Keep an eye out for Hikers in the Canyon

With May now upon us and June fast approaching, the first of the Pacific Crest National Trail (PCT) hikers are starting to filter through Jawbone Canyon on their way to Kennedy Meadows. No section of the PCT is easy, but the section that runs from highway 58 to Walker Pass presents some difficult logistical problems: namely that water is hard to find in regular supply in the desert.

In fact, the longest section of the PCT without any reliable water happens just north of 58 and has just a little over 38 miles between water sources. Other parts of the PCT cross and re-cross streams and rivers that run with fresh snowmelt year-round, but the section in our backyard doesn’t have any springs directly on the trail and some of the more reliable water-sources are up to three miles off the main trail. Thus, at key points, hikers must step off the trail and head down the local dirt roads in search of springs or the water caches that were left for them.

Read more: Keep an eye out for Hikers in the Canyon

No 420 on Federal Lands!

With the recent legalization of marijuana in California and other western states, also came some confusion.  Although it may be legal to consume marijuana on private and other non-federal property, it is NOT yet legal to possess or use it on federal lands.

So, if your visit to a national park, national forest, BLM or other federally managed lands today, or any other day, includes a nod to 420, know that you face the possibility of arrest, citations, fines, and/or confiscation.

But most importantly, please understand that marijuana use can impair your riding abilities and skills. Offroading after consuming alcohol or drugs endangers your life and the lives of others around you.

Ride sober, ride safely!

California State Parks and Recreation Transition Plan

On October 3, 2017, the California Department of State Parks and Recreation (DPR) released its long awaited Operational Transition Plan that will restructure and guide the department's efforts to enhance service delivery, better support staff and key partners, provide career paths for diverse professional groups to develop as park leaders, and put program expertise closer to the public.
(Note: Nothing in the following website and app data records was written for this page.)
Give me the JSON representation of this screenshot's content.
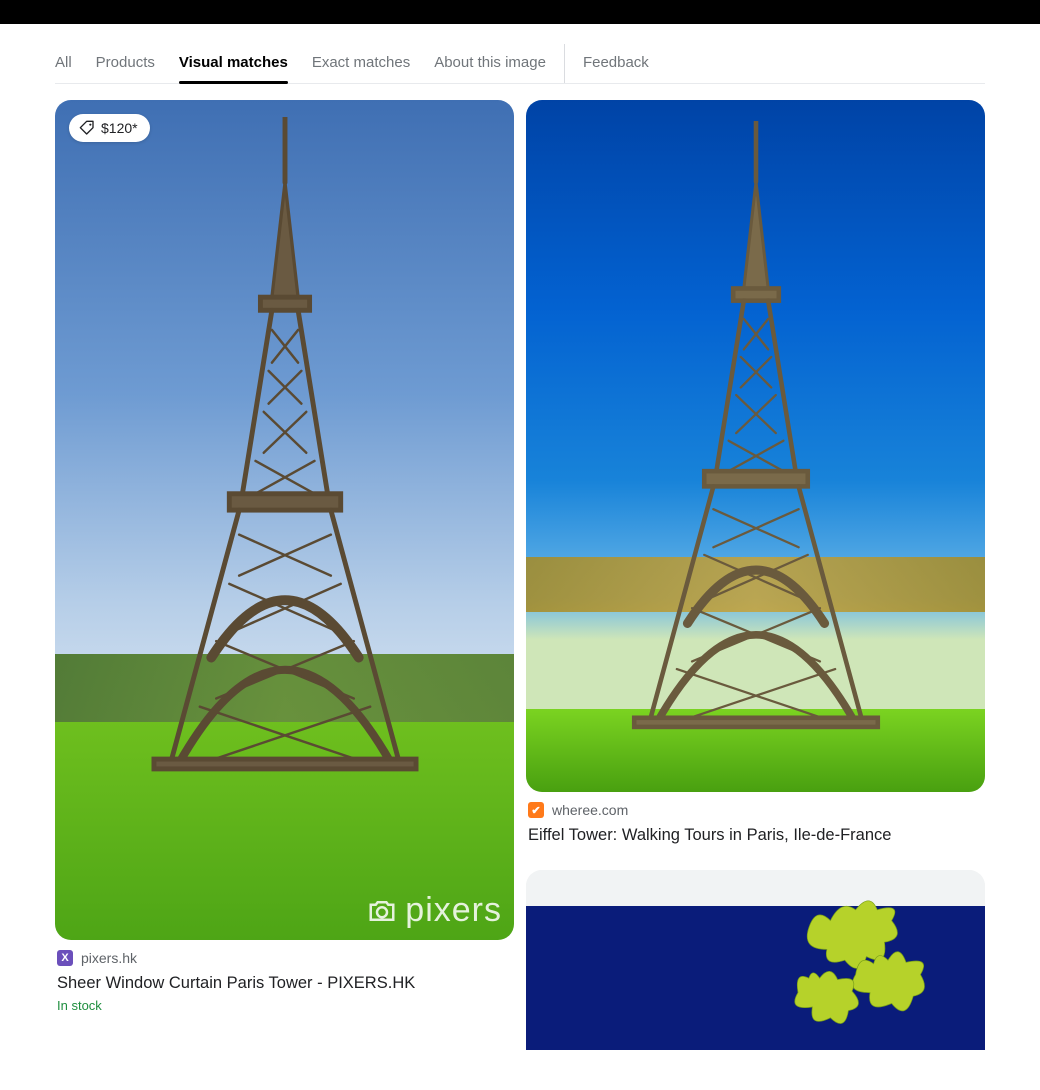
{
  "tabs": [
    {
      "label": "All",
      "active": false
    },
    {
      "label": "Products",
      "active": false
    },
    {
      "label": "Visual matches",
      "active": true
    },
    {
      "label": "Exact matches",
      "active": false
    },
    {
      "label": "About this image",
      "active": false
    },
    {
      "label": "Feedback",
      "active": false,
      "separated": true
    }
  ],
  "results": {
    "card1": {
      "price_badge": "$120*",
      "source": "pixers.hk",
      "title": "Sheer Window Curtain Paris Tower - PIXERS.HK",
      "stock": "In stock",
      "watermark": "pixers",
      "favicon_bg": "#6b4fbb",
      "favicon_letter": "X"
    },
    "card2": {
      "source": "wheree.com",
      "title": "Eiffel Tower: Walking Tours in Paris, Ile-de-France",
      "favicon_bg": "#ff7a1a",
      "favicon_letter": "✔"
    }
  }
}
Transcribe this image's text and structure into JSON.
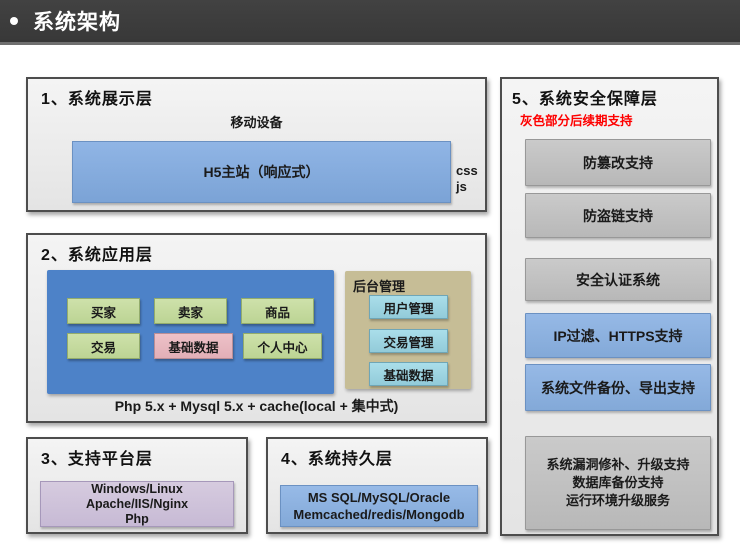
{
  "header": {
    "title": "系统架构"
  },
  "colors": {
    "header_bg": "#3c3c3c",
    "layer_bg": "#ececec",
    "accent_blue": "#4d82c8",
    "light_blue": "#8db4e2",
    "green": "#c3d69b",
    "pink": "#e6b9c0",
    "tan": "#c6bd96",
    "cyan": "#9fd5e2",
    "lavender": "#ccc1d9",
    "gray_item": "#c2c2c2",
    "note_red": "#fe0000"
  },
  "sections": {
    "display": {
      "title": "1、系统展示层",
      "device_label": "移动设备",
      "h5_label": "H5主站（响应式）",
      "side_note_line1": "css",
      "side_note_line2": "js"
    },
    "application": {
      "title": "2、系统应用层",
      "modules": [
        {
          "label": "买家",
          "variant": "green"
        },
        {
          "label": "卖家",
          "variant": "green"
        },
        {
          "label": "商品",
          "variant": "green"
        },
        {
          "label": "交易",
          "variant": "green"
        },
        {
          "label": "基础数据",
          "variant": "pink"
        },
        {
          "label": "个人中心",
          "variant": "green"
        }
      ],
      "admin": {
        "title": "后台管理",
        "items": [
          "用户管理",
          "交易管理",
          "基础数据"
        ]
      },
      "stack_note": "Php 5.x + Mysql 5.x + cache(local + 集中式)"
    },
    "platform": {
      "title": "3、支持平台层",
      "lines": [
        "Windows/Linux",
        "Apache/IIS/Nginx",
        "Php"
      ]
    },
    "persistence": {
      "title": "4、系统持久层",
      "lines": [
        "MS SQL/MySQL/Oracle",
        "Memcached/redis/Mongodb"
      ]
    },
    "security": {
      "title": "5、系统安全保障层",
      "note": "灰色部分后续期支持",
      "items": [
        {
          "label": "防篡改支持",
          "variant": "gray"
        },
        {
          "label": "防盗链支持",
          "variant": "gray"
        },
        {
          "label": "安全认证系统",
          "variant": "gray"
        },
        {
          "label": "IP过滤、HTTPS支持",
          "variant": "blue"
        },
        {
          "label": "系统文件备份、导出支持",
          "variant": "blue"
        }
      ],
      "multi_item_lines": [
        "系统漏洞修补、升级支持",
        "数据库备份支持",
        "运行环境升级服务"
      ]
    }
  }
}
This development is important to Friends of Jawbone because it affects our neighbor and partner, Red Rock State Park, which is home to hundreds of miles of world class recreational OHV touring opportunities. It also affects the operation of the Off Highway Motor Vehicle Recreation Division which administers the Grants and Cooperative Agreements program that funds FOJ's ground operations and restoration work, as well as its rider education and safety projects.

Those who have been following this transformation effort by DPR may want to download and review the final Operation Transition Plan. Please let us know how you think this plan might affect OHV recreation in the greater Jawbone Canyon area.
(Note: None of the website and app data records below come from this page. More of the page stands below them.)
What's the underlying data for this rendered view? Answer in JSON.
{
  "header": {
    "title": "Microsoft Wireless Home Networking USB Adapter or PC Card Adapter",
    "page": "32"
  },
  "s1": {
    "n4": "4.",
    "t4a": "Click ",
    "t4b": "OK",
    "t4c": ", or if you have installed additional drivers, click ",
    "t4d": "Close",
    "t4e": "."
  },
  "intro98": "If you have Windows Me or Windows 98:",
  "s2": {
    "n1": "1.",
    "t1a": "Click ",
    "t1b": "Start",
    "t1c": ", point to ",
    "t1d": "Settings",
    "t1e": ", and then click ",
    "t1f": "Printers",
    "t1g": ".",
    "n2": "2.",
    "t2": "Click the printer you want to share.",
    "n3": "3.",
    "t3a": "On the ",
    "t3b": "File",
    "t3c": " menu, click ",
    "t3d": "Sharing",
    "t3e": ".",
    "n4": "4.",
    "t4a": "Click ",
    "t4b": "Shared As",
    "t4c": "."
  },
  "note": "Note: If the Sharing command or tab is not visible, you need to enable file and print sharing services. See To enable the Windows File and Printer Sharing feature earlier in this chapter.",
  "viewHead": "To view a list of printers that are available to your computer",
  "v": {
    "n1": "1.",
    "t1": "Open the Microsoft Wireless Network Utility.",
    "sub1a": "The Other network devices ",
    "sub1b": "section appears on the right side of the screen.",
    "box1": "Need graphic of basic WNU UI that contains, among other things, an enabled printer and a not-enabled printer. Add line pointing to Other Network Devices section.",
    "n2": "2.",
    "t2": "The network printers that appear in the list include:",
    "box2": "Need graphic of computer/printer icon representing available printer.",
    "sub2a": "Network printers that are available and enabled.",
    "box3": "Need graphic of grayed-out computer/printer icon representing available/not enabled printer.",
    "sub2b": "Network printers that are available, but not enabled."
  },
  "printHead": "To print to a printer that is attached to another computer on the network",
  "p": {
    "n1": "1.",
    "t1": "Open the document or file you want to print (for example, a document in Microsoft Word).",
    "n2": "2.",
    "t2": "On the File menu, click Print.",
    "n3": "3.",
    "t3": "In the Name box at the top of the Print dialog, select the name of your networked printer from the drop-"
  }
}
Drone Flying On Public Lands

The popularity of drones, or unmanned aircrafts, is on the rise in the United States. There are many public lands that allow drone use, however, flying in prohibited areas could result in civil and/or criminal penalties.
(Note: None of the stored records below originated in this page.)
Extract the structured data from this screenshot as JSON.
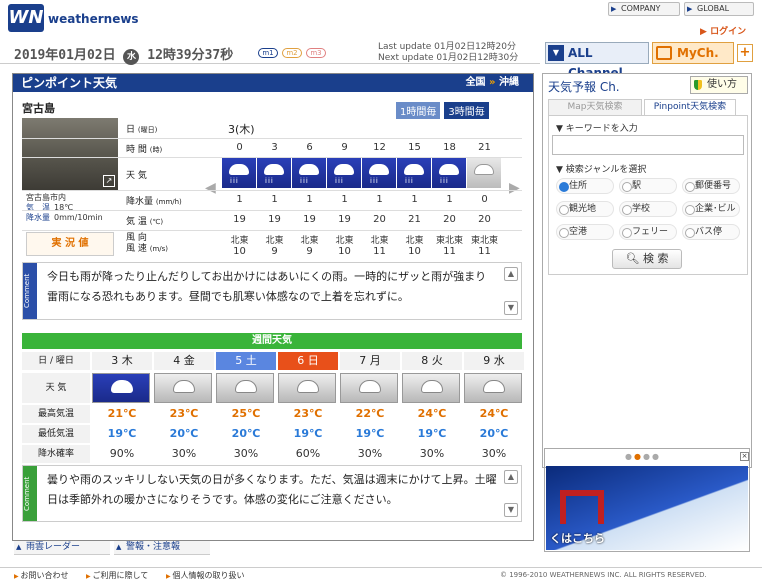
{
  "brand": {
    "logo_mark": "WN",
    "logo_text": "weathernews"
  },
  "top_links": {
    "company": "COMPANY",
    "global": "GLOBAL",
    "login": "ログイン"
  },
  "datetime": {
    "date": "2019年01月02日",
    "weekday": "水",
    "time": "12時39分37秒"
  },
  "chips": [
    "m1",
    "m2",
    "m3"
  ],
  "updates": {
    "last": "Last update  01月02日12時20分",
    "next": "Next update  01月02日12時30分"
  },
  "channels": {
    "all": "ALL Channel",
    "my": "MyCh.",
    "plus": "+"
  },
  "panel": {
    "title": "ピンポイント天気",
    "region": "全国",
    "sep": "»",
    "pref": "沖縄"
  },
  "location": {
    "name": "宮古島",
    "photo_place": "宮古島市内",
    "obs": [
      {
        "k": "気　温",
        "v": "18℃"
      },
      {
        "k": "降水量",
        "v": "0mm/10min"
      }
    ],
    "jikkyo": "実 況 値"
  },
  "interval": {
    "one": "1時間毎",
    "three": "3時間毎"
  },
  "hourly": {
    "date": "3(木)",
    "labels": {
      "day": "日",
      "day_sub": "(曜日)",
      "time": "時 間",
      "time_sub": "(時)",
      "weather": "天 気",
      "precip": "降水量",
      "precip_sub": "(mm/h)",
      "temp": "気 温",
      "temp_sub": "(℃)",
      "wind": "風 向",
      "wind2": "風 速",
      "wind_sub": "(m/s)"
    },
    "hours": [
      "0",
      "3",
      "6",
      "9",
      "12",
      "15",
      "18",
      "21"
    ],
    "weather": [
      "rain",
      "rain",
      "rain",
      "rain",
      "rain",
      "rain",
      "rain",
      "cloudy"
    ],
    "precip": [
      "1",
      "1",
      "1",
      "1",
      "1",
      "1",
      "1",
      "0"
    ],
    "temp": [
      "19",
      "19",
      "19",
      "19",
      "20",
      "21",
      "20",
      "20"
    ],
    "wind_dir": [
      "北東",
      "北東",
      "北東",
      "北東",
      "北東",
      "北東",
      "東北東",
      "東北東"
    ],
    "wind_speed": [
      "10",
      "9",
      "9",
      "10",
      "11",
      "10",
      "11",
      "11"
    ]
  },
  "comment1": "今日も雨が降ったり止んだりしてお出かけにはあいにくの雨。一時的にザッと雨が強まり雷雨になる恐れもあります。昼間でも肌寒い体感なので上着を忘れずに。",
  "comment_tag": "Comment",
  "weekly": {
    "title": "週間天気",
    "labels": {
      "day": "日 / 曜日",
      "weather": "天 気",
      "hi": "最高気温",
      "lo": "最低気温",
      "rain": "降水確率"
    },
    "days": [
      "3 木",
      "4 金",
      "5 土",
      "6 日",
      "7 月",
      "8 火",
      "9 水"
    ],
    "weather": [
      "rain-cloud",
      "cloudy",
      "cloudy",
      "cloudy-rain",
      "cloudy",
      "cloudy",
      "cloudy"
    ],
    "hi": [
      "21℃",
      "23℃",
      "25℃",
      "23℃",
      "22℃",
      "24℃",
      "24℃"
    ],
    "lo": [
      "19℃",
      "20℃",
      "20℃",
      "19℃",
      "19℃",
      "19℃",
      "20℃"
    ],
    "rain": [
      "90%",
      "30%",
      "30%",
      "60%",
      "30%",
      "30%",
      "30%"
    ]
  },
  "comment2": "曇りや雨のスッキリしない天気の日が多くなります。ただ、気温は週末にかけて上昇。土曜日は季節外れの暖かさになりそうです。体感の変化にご注意ください。",
  "right": {
    "title": "天気予報 Ch.",
    "usage": "使い方",
    "tab_map": "Map天気検索",
    "tab_pin": "Pinpoint天気検索",
    "kw_label": "▼ キーワードを入力",
    "genre_label": "▼ 検索ジャンルを選択",
    "genres": [
      "住所",
      "駅",
      "郵便番号",
      "観光地",
      "学校",
      "企業･ビル",
      "空港",
      "フェリー",
      "バス停"
    ],
    "search": "検 索",
    "banner_text": "くはこちら"
  },
  "bottom_links": {
    "radar": "雨雲レーダー",
    "warn": "警報・注意報"
  },
  "footer": {
    "links": [
      "お問い合わせ",
      "ご利用に際して",
      "個人情報の取り扱い"
    ],
    "copyright": "© 1996-2010 WEATHERNEWS INC. ALL RIGHTS RESERVED."
  }
}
First, all drone users must follow Federal Aviation Association (FAA) rules regarding registration and operation of recreational unmanned aircrafts. Consumer drones weighing between .55 and 55 pounds are required to be registered with the FAA.

Read more: Drone Flying On Public Lands

Governor Brown Signs Bill to Save OHV Program

Friends of Jawbone is happy to report that on October 3, 2017, Governor Brown signed state legislation into law the renews and makes permanent California's Off Highway Motor Vehicle Recreation program. This year-long push to reauthorize the OHV program and to make it permanent proved successful because the Governor and members of the State Senate and Assembly heard from thousands of OHV enthusiasts like you. Such an accomplishment would never have occurred if it weren't for your letters, telephone calls, emails and contributions.

“Members’ calls to their legislators worked,” said Amy Granat, Managing Director of CORVA, the California Off Road Vehicle Association. “The off-road vehicle community was able to convince the author of the bill and legislative leaders to work with off-road representatives on Senate Bill 249 and companion bill Senate Bill 159.”

Read more: Governor Brown Signs Bill to Save OHV Program